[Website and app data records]
##########

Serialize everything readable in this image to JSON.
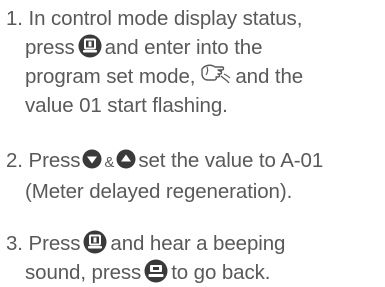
{
  "steps": [
    {
      "number": "1.",
      "lines": [
        "In control mode display status,",
        "press",
        "and enter into the",
        "program set mode,",
        "and the",
        "value 01 start flashing."
      ]
    },
    {
      "number": "2.",
      "lines": [
        "Press",
        "&",
        "set the value to A-01",
        "(Meter delayed regeneration)."
      ]
    },
    {
      "number": "3.",
      "lines": [
        "Press",
        "and hear a beeping",
        "sound, press",
        "to go back."
      ]
    }
  ],
  "icons": {
    "menu": "menu-button-icon",
    "hand": "pointing-hand-icon",
    "down": "down-arrow-button-icon",
    "up": "up-arrow-button-icon",
    "back": "return-button-icon"
  },
  "colors": {
    "text": "#58595b",
    "icon_fill": "#3a3a3c",
    "icon_glyph": "#ffffff",
    "background": "#ffffff"
  }
}
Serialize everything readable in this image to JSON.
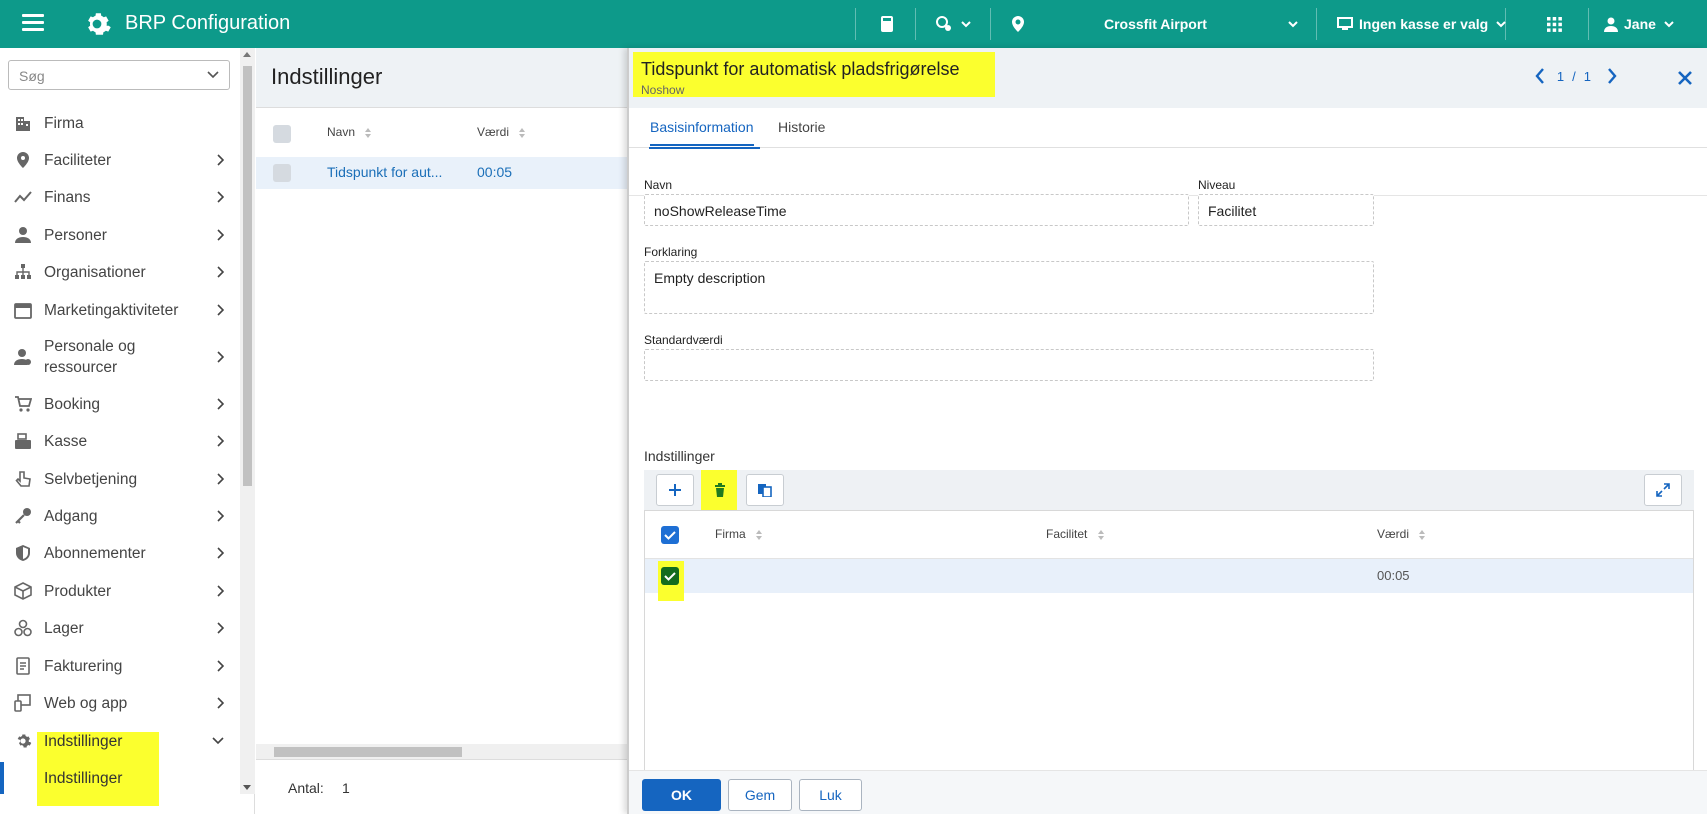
{
  "topbar": {
    "app_title": "BRP Configuration",
    "location": "Crossfit Airport",
    "register": "Ingen kasse er valg",
    "user": "Jane"
  },
  "sidebar": {
    "search_placeholder": "Søg",
    "items": [
      {
        "label": "Firma",
        "icon": "building-icon"
      },
      {
        "label": "Faciliteter",
        "icon": "map-pin-icon"
      },
      {
        "label": "Finans",
        "icon": "chart-line-icon"
      },
      {
        "label": "Personer",
        "icon": "person-icon"
      },
      {
        "label": "Organisationer",
        "icon": "org-chart-icon"
      },
      {
        "label": "Marketingaktiviteter",
        "icon": "calendar-icon"
      },
      {
        "label": "Personale og ressourcer",
        "icon": "staff-icon"
      },
      {
        "label": "Booking",
        "icon": "cart-icon"
      },
      {
        "label": "Kasse",
        "icon": "cash-register-icon"
      },
      {
        "label": "Selvbetjening",
        "icon": "hand-pointer-icon"
      },
      {
        "label": "Adgang",
        "icon": "key-icon"
      },
      {
        "label": "Abonnementer",
        "icon": "shield-icon"
      },
      {
        "label": "Produkter",
        "icon": "box-icon"
      },
      {
        "label": "Lager",
        "icon": "boxes-icon"
      },
      {
        "label": "Fakturering",
        "icon": "invoice-icon"
      },
      {
        "label": "Web og app",
        "icon": "devices-icon"
      },
      {
        "label": "Indstillinger",
        "icon": "gear-icon"
      }
    ],
    "sub_item": "Indstillinger"
  },
  "list": {
    "title": "Indstillinger",
    "columns": [
      "Navn",
      "Værdi"
    ],
    "rows": [
      {
        "name": "Tidspunkt for aut...",
        "value": "00:05"
      }
    ],
    "count_label": "Antal:",
    "count": "1"
  },
  "detail": {
    "title": "Tidspunkt for automatisk pladsfrigørelse",
    "subtitle": "Noshow",
    "pager_current": "1",
    "pager_sep": "/",
    "pager_total": "1",
    "tabs": [
      "Basisinformation",
      "Historie"
    ],
    "fields": {
      "name_label": "Navn",
      "name_value": "noShowReleaseTime",
      "level_label": "Niveau",
      "level_value": "Facilitet",
      "desc_label": "Forklaring",
      "desc_value": "Empty description",
      "default_label": "Standardværdi",
      "default_value": ""
    },
    "settings_label": "Indstillinger",
    "grid": {
      "columns": [
        "Firma",
        "Facilitet",
        "Værdi"
      ],
      "rows": [
        {
          "firma": "",
          "facilitet": "",
          "vaerdi": "00:05"
        }
      ]
    },
    "buttons": {
      "ok": "OK",
      "save": "Gem",
      "close": "Luk"
    }
  },
  "colors": {
    "topbar": "#0d9a8a",
    "accent": "#1565c0",
    "highlight": "#fbff2e"
  }
}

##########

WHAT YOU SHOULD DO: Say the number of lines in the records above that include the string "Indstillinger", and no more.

FINISHED EXERCISE: 4